» **What is expected**: Among the lines of the entries below, count those containing the word "last" and answer with the number only.

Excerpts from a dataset
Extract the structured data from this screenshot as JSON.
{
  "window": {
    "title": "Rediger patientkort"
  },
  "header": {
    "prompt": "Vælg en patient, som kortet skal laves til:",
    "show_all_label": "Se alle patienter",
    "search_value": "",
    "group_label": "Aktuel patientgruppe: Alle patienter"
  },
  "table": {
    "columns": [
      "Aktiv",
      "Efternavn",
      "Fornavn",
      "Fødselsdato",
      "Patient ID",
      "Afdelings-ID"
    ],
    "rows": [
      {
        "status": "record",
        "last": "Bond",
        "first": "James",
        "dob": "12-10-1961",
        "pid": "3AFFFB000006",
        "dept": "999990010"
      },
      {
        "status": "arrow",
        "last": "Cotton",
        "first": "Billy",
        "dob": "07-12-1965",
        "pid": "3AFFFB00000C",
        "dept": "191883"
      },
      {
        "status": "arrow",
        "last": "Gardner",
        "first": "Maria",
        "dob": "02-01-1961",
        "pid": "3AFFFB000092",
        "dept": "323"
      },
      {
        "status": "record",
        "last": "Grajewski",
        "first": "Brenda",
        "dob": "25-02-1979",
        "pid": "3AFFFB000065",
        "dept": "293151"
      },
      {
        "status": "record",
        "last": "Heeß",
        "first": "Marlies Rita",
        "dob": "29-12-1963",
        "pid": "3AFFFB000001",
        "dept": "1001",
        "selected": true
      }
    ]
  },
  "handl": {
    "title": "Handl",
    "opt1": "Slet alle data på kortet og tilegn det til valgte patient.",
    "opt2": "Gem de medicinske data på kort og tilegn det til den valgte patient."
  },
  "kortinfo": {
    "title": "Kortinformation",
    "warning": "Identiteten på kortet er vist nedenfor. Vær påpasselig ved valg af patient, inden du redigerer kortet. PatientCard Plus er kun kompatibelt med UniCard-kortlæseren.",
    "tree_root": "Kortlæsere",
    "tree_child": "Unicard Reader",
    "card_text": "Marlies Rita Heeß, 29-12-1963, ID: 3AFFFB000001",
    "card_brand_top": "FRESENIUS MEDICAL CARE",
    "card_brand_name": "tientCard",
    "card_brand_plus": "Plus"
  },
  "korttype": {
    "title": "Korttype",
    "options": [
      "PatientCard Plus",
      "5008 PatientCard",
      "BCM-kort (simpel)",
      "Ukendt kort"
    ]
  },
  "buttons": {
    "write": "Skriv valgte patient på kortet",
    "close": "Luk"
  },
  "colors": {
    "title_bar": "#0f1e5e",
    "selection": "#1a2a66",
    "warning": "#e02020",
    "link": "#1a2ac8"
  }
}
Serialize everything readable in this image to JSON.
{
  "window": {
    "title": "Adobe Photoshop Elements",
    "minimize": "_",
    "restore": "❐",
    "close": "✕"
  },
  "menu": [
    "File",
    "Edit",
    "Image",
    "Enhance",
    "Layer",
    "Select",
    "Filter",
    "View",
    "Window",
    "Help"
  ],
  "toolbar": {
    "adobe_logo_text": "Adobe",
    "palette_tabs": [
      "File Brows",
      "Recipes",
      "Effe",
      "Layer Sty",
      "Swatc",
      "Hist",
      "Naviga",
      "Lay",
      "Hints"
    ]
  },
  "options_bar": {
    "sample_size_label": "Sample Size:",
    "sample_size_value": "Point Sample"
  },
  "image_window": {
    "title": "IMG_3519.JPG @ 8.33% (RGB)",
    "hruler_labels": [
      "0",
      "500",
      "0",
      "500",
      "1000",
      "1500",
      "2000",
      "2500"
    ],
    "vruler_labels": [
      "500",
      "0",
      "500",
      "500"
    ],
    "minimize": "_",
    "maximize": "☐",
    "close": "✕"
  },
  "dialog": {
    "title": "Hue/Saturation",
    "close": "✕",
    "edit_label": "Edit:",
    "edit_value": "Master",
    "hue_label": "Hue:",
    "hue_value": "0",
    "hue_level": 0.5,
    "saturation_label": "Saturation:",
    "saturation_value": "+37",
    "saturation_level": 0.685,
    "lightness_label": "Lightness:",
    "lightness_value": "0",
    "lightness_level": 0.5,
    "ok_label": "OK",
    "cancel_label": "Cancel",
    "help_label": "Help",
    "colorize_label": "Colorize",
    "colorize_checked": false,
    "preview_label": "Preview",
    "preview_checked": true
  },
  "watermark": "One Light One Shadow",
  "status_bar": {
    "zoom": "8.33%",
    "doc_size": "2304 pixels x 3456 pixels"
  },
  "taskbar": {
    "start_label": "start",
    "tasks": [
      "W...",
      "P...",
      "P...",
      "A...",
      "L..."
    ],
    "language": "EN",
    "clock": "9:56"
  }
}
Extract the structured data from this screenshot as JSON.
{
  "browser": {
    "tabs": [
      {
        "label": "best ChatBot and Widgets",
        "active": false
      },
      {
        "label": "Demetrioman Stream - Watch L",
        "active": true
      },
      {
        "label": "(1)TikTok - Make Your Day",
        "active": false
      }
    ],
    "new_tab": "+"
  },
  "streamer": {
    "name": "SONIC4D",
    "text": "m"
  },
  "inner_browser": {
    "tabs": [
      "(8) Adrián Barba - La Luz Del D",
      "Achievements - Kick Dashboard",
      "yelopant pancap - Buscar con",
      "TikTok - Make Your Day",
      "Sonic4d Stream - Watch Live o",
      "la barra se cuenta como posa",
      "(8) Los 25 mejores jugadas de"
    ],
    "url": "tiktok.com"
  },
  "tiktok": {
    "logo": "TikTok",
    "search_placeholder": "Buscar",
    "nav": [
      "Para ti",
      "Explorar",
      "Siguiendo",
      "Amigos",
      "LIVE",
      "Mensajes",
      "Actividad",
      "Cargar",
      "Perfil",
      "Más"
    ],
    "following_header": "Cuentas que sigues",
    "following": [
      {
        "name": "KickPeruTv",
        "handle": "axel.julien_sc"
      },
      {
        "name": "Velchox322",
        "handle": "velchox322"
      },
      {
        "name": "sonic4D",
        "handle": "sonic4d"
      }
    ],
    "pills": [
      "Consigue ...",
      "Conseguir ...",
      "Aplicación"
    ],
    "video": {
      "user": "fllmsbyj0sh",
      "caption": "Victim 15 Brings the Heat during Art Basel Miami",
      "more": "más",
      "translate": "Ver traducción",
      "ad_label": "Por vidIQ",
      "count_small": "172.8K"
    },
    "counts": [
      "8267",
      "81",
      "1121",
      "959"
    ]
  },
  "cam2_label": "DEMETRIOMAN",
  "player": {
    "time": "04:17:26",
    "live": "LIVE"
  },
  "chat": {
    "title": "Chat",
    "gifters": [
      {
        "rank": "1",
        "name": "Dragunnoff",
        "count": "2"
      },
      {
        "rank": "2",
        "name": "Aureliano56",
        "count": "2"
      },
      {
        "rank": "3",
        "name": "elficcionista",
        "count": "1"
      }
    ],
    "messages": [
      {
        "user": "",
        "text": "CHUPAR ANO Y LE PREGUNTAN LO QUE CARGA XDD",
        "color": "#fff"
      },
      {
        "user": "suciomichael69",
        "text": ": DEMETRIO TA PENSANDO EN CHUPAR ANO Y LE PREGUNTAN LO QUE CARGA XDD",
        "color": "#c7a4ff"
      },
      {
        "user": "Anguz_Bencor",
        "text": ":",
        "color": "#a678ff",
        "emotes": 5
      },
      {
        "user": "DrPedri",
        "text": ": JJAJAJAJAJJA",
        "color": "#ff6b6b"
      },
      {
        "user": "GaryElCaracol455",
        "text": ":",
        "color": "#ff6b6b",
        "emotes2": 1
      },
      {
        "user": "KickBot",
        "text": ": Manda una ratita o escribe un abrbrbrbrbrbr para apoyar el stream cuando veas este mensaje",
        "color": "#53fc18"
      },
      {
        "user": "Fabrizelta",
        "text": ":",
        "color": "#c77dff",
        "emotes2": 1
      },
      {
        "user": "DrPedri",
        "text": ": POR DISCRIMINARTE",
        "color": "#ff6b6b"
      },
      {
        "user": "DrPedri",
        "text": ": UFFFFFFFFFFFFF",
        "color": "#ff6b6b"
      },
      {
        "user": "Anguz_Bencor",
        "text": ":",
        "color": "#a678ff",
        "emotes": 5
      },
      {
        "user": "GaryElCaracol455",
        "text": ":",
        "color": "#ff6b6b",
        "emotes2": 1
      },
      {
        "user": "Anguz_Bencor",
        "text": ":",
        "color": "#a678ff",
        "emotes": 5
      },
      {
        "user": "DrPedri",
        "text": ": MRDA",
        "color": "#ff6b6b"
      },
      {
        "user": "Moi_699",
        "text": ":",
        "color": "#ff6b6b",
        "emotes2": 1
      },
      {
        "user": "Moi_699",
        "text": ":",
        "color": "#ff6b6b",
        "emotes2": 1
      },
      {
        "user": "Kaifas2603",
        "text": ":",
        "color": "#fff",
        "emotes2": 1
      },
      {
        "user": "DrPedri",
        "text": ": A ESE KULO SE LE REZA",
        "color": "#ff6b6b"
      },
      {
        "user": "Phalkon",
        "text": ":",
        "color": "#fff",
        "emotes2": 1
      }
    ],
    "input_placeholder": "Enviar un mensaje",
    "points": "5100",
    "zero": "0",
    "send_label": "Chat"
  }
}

» **Task result**: 5